A new junior Park Run and more rugby activities for schools, women and girls - capitalising on the sport's forthcoming 2015 World Cup in the city - are among the new initiatives in a five-year Manchester City Council plan to boost sports participation.
The 2014-2019 Major Sports Strategy will build on the city's impressive record of using high-profile events to create opportunities for residents to take part in organised sports.
Rugby Union has already received a boost in popularity after it was announced that Manchester City Stadium will host a Rugby World Cup match in October 2015. The Rugby Football Foundation is running its All Schools programme across the city, introducing children to the sport. The initiative has already seen many youngsters progress to become involved with local rugby clubs. The match will also see the creation of Rugby World Cup 2015 Young Ambassadors further raising the sport’s profile and participation.
October will also see the World Taekwondo Grand Prix in Manchester, the home of GB Taekwondo. Working alongside Sports England it is expected the city will have six strong Taekwondo clubs by the end of the year.
The Great Manchester Run is well established as Europe’s most popular 10km event and now features Great Local Run sessions as well as Great Manchester Mini and Junior Runs. Building on the success of the runs for young people a new Junior Park Run will be introduced in Platt Fields Park, Fallowfield. It is hoped the Junior Park Runs will attract 200 young people per run by the end of the year.
Manchester is synonymous with cycling boasting the National Cycle Centre, which has hosted both the BMX Supercross World Cup and Track Cycling World Cup. Some 44 schools used the cycle centre from 2012-2013 and it is expected this will rise to 55 for 2014-2015, with schools also taking advantage of the Clayton Vale mountain bike trail.
Increasing female participation is also a priority. Women only sessions have successfully been introduced at sports facilities, providing a less intimidating environment.
The Rugby World Cup will see the development of women and girls’ rugby clubs. Sky Ride, a traffic free cycle through the city centre, will seek to increase the number of women cycling regularly and feature female only local rides.
Us Girls, a national programme which receives funding form the National Lottery, has provided sporting opportunities for young women, aged between 16-25, in disadvantaged communities. Since its launch in 2011 the project has helped nearly 3,000 young women in Manchester become more active.
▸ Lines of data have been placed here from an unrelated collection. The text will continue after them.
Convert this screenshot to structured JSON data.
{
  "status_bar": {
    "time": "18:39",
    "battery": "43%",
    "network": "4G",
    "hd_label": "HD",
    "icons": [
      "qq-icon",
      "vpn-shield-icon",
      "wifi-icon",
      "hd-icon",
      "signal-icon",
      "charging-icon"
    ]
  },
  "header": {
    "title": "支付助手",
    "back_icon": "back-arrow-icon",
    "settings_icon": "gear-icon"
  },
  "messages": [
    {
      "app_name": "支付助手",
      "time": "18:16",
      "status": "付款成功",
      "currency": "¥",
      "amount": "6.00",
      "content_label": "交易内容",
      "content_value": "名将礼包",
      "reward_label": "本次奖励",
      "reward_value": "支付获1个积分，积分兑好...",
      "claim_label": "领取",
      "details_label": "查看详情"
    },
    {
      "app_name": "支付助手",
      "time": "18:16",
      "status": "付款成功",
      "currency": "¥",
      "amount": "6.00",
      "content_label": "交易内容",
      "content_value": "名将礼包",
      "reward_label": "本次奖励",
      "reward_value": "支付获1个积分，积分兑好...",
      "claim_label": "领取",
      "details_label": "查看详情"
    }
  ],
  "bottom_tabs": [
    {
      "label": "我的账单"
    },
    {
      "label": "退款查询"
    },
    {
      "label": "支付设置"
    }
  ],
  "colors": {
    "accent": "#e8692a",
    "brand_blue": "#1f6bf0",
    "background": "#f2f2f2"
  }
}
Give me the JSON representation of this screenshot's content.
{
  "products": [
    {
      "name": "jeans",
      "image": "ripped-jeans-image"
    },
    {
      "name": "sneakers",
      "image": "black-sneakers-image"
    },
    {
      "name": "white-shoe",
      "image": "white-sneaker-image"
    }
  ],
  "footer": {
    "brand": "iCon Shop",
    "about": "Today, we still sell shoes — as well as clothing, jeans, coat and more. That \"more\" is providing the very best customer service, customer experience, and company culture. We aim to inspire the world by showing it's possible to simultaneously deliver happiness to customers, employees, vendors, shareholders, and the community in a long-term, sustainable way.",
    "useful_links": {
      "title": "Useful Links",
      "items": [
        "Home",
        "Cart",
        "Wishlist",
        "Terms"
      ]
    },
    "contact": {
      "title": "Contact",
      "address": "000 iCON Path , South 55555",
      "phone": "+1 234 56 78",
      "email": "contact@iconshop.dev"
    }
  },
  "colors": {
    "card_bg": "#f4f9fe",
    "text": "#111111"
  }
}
Following the success of the Paralympic World Cup (2005-2012) a series of initiatives have created sporting opportunities for disabled people.
Seven disabled sports clubs now exists, with 629 members, allowing young disabled people to take part in sport and socialise outside of school.
Debdale Sailing Centre is set to start a new disability club, after receiving funding from Sport England. BMX, basketball, tag rugby and gymnastics clubs are also being set up as part of the Ignite project, a new partnership between Manchester City Council and charity Access Sport.
Findings from Sports England’s national Active People Survey proved Manchester residents are already above the national average for participation in sport. The survey showed that 41.2 per cent of residents take part in at least 30 minutes of sport or recreational activity a week, the national average is 35.7 per cent.
These findings show a marked improvement across the city, the previous year only 35.5 per cent of people took part in sport per week, and the major events strategy will improve on the increased uptake.
Councillor Rosa Battle, Manchester executive member for culture and leisure, said: “Manchester is globally renowned as a sporting destination. It is important that hosting these high calibre events not only raises the profile of the city but provides a lasting legacy for our residents.
“Our sports strategy creates a connection between national and international events and sports development, allowing us to develop constructive relationships with sports’ governing bodies and international federations.
“The improvement in people’s participation in sport shows this is a plan that really works and we are committed to building on its success and to removing any barriers than prevent people from participating in sport.”